**Task instructions**:
Please set down the data word for word; images do not go in the copy.

_ _ _ _ _

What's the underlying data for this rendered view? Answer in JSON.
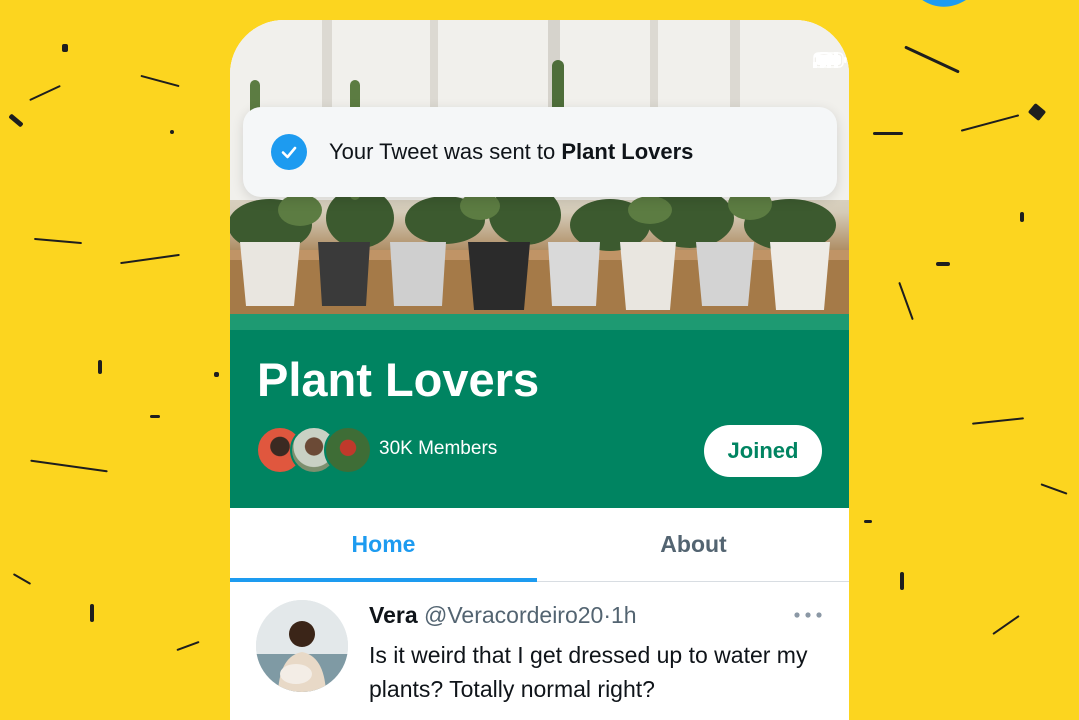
{
  "toast": {
    "prefix": "Your Tweet was sent to ",
    "community": "Plant Lovers"
  },
  "community": {
    "title": "Plant Lovers",
    "members": "30K Members",
    "joined_label": "Joined"
  },
  "tabs": [
    {
      "label": "Home",
      "active": true
    },
    {
      "label": "About",
      "active": false
    }
  ],
  "tweet": {
    "name": "Vera",
    "handle": "@Veracordeiro20",
    "separator": "·",
    "time": "1h",
    "text": "Is it weird that I get dressed up to water my plants? Totally normal right?"
  },
  "icons": {
    "brand": "twitter-bird-icon",
    "toast": "check-circle-icon",
    "tweet_menu": "more-horizontal-icon"
  },
  "colors": {
    "background": "#fcd51f",
    "community_green": "#008461",
    "twitter_blue": "#1d9bf0"
  }
}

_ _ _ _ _

**Output below**:
What's the underlying data for this rendered view? Answer in JSON.
{
  "toast": {
    "prefix": "Your Tweet was sent to ",
    "community": "Plant Lovers"
  },
  "community": {
    "title": "Plant Lovers",
    "members": "30K Members",
    "joined_label": "Joined"
  },
  "tabs": [
    {
      "label": "Home",
      "active": true
    },
    {
      "label": "About",
      "active": false
    }
  ],
  "tweet": {
    "name": "Vera",
    "handle": "@Veracordeiro20",
    "separator": "·",
    "time": "1h",
    "text": "Is it weird that I get dressed up to water my plants? Totally normal right?"
  },
  "icons": {
    "brand": "twitter-bird-icon",
    "toast": "check-circle-icon",
    "tweet_menu": "more-horizontal-icon"
  },
  "colors": {
    "background": "#fcd51f",
    "community_green": "#008461",
    "twitter_blue": "#1d9bf0"
  }
}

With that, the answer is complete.